With the pictures left aside, write out the entries that follow exactly.

####################

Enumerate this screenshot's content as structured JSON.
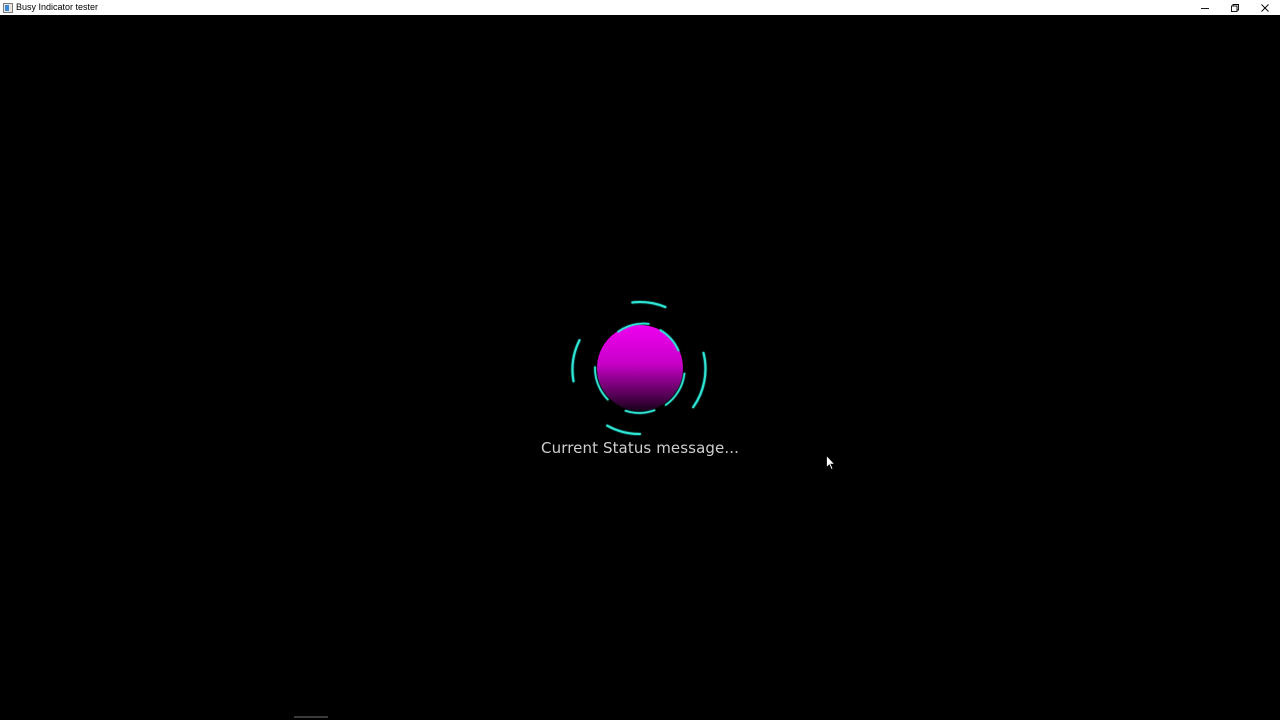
{
  "window": {
    "title": "Busy Indicator tester"
  },
  "caption_buttons": {
    "minimize_icon": "minimize-icon",
    "restore_icon": "restore-icon",
    "close_icon": "close-icon"
  },
  "busy_indicator": {
    "ball_color_top": "#e600e6",
    "ball_color_bottom": "#2a002a",
    "ring_color": "#2ee6d6"
  },
  "status": {
    "message": "Current Status message..."
  },
  "colors": {
    "background": "#000000",
    "titlebar": "#ffffff",
    "status_text": "#cfcfcf"
  }
}
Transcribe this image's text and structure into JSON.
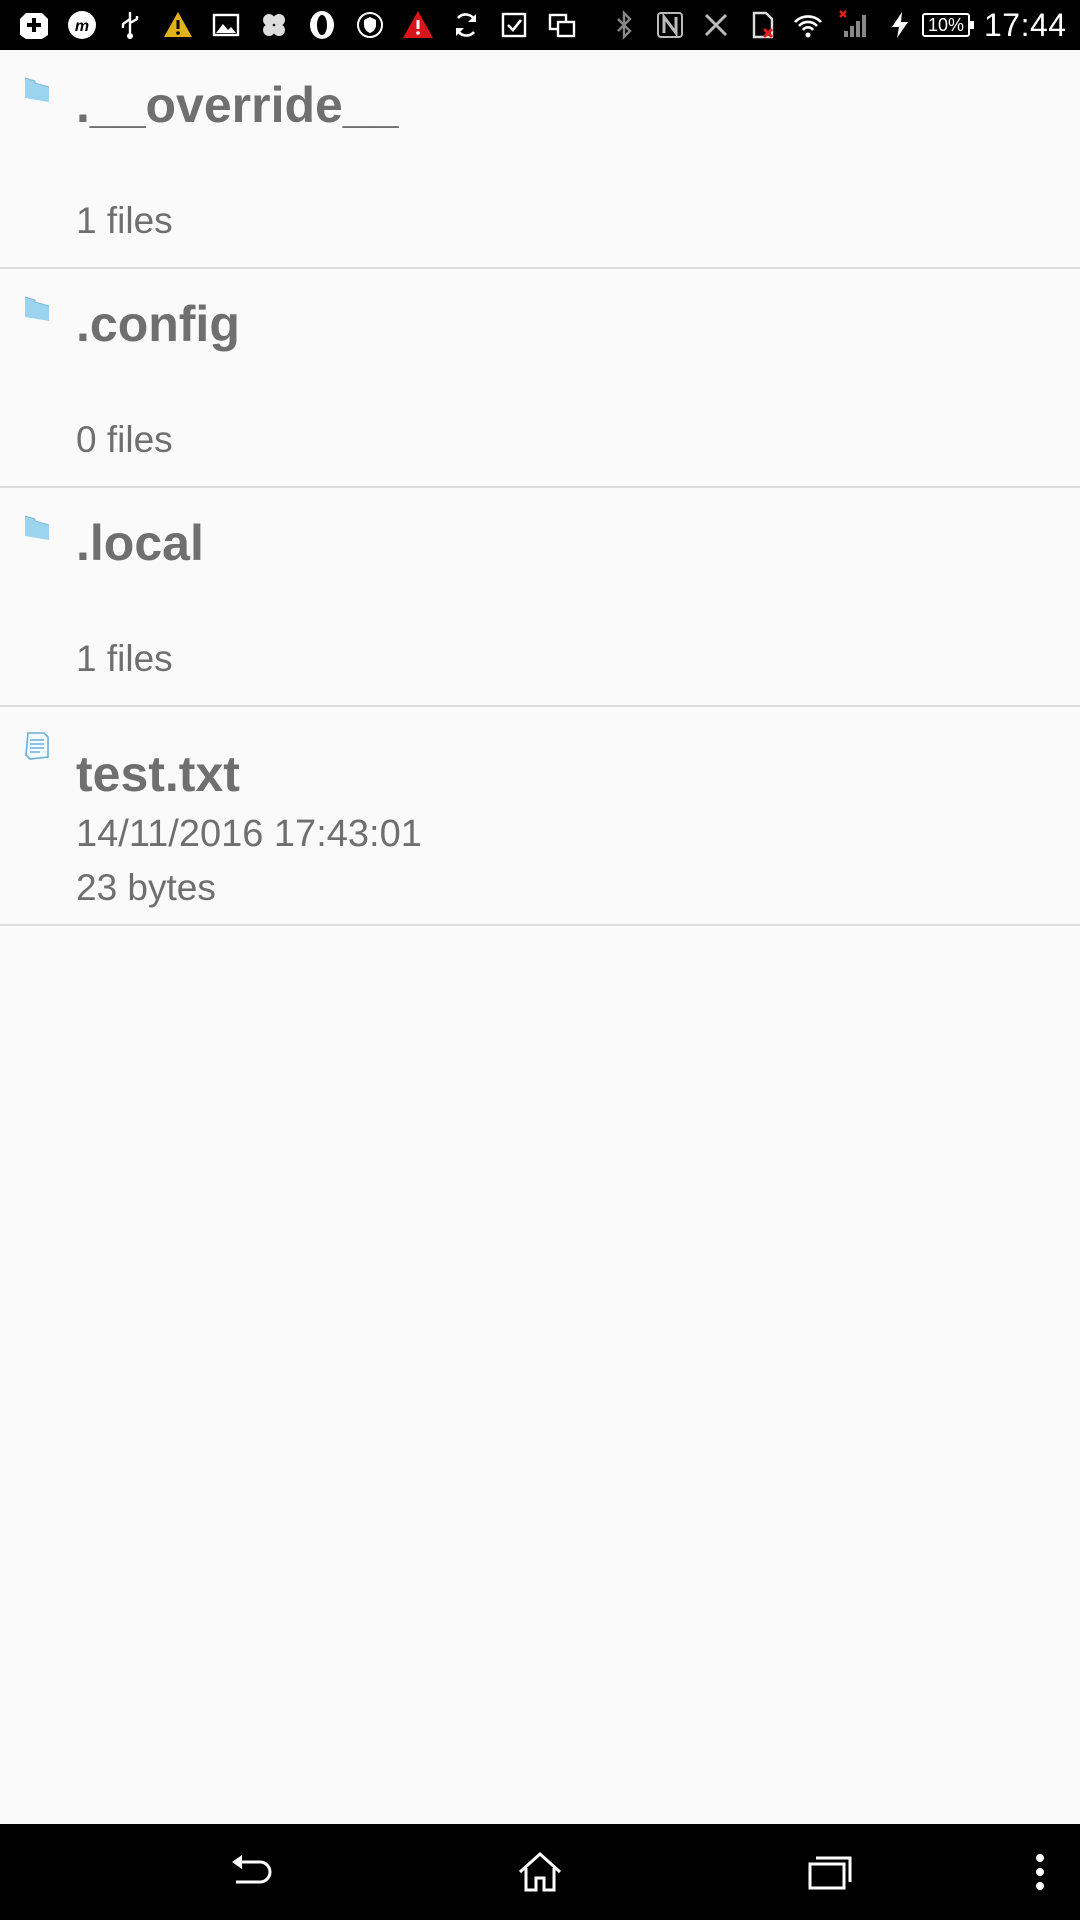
{
  "status_bar": {
    "time": "17:44",
    "battery_percent": "10%",
    "left_icons": [
      "add-notification-icon",
      "m-app-icon",
      "usb-icon",
      "warning-yellow-icon",
      "image-icon",
      "hexagon-app-icon",
      "opera-icon",
      "shield-app-icon",
      "warning-red-icon",
      "sync-icon",
      "checkbox-icon",
      "copy-icon"
    ],
    "right_icons": [
      "bluetooth-icon",
      "nfc-icon",
      "no-signal-x-icon",
      "sim-error-icon",
      "wifi-icon",
      "cell-signal-icon",
      "charging-icon"
    ]
  },
  "files": [
    {
      "name": ".__override__",
      "meta": "1 files",
      "type": "folder"
    },
    {
      "name": ".config",
      "meta": "0 files",
      "type": "folder"
    },
    {
      "name": ".local",
      "meta": "1 files",
      "type": "folder"
    },
    {
      "name": "test.txt",
      "date": "14/11/2016 17:43:01",
      "size": "23 bytes",
      "type": "file"
    }
  ],
  "colors": {
    "folder": "#9bd4ef",
    "text": "#6f6f6f",
    "divider": "#dddddd"
  },
  "nav_bar": {
    "icons": [
      "back-icon",
      "home-icon",
      "recents-icon",
      "overflow-menu-icon"
    ]
  }
}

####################

RESULT →
Enumerate this screenshot's content as structured JSON.
{
  "window": {
    "title": "Busy Indicator tester"
  },
  "caption_buttons": {
    "minimize_icon": "minimize-icon",
    "restore_icon": "restore-icon",
    "close_icon": "close-icon"
  },
  "busy_indicator": {
    "ball_color_top": "#e600e6",
    "ball_color_bottom": "#2a002a",
    "ring_color": "#2ee6d6"
  },
  "status": {
    "message": "Current Status message..."
  },
  "colors": {
    "background": "#000000",
    "titlebar": "#ffffff",
    "status_text": "#cfcfcf"
  }
}
Transcribe this image's text and structure into JSON.
{
  "status_bar": {
    "time": "17:44",
    "battery_percent": "10%",
    "left_icons": [
      "add-notification-icon",
      "m-app-icon",
      "usb-icon",
      "warning-yellow-icon",
      "image-icon",
      "hexagon-app-icon",
      "opera-icon",
      "shield-app-icon",
      "warning-red-icon",
      "sync-icon",
      "checkbox-icon",
      "copy-icon"
    ],
    "right_icons": [
      "bluetooth-icon",
      "nfc-icon",
      "no-signal-x-icon",
      "sim-error-icon",
      "wifi-icon",
      "cell-signal-icon",
      "charging-icon"
    ]
  },
  "files": [
    {
      "name": ".__override__",
      "meta": "1 files",
      "type": "folder"
    },
    {
      "name": ".config",
      "meta": "0 files",
      "type": "folder"
    },
    {
      "name": ".local",
      "meta": "1 files",
      "type": "folder"
    },
    {
      "name": "test.txt",
      "date": "14/11/2016 17:43:01",
      "size": "23 bytes",
      "type": "file"
    }
  ],
  "colors": {
    "folder": "#9bd4ef",
    "text": "#6f6f6f",
    "divider": "#dddddd"
  },
  "nav_bar": {
    "icons": [
      "back-icon",
      "home-icon",
      "recents-icon",
      "overflow-menu-icon"
    ]
  }
}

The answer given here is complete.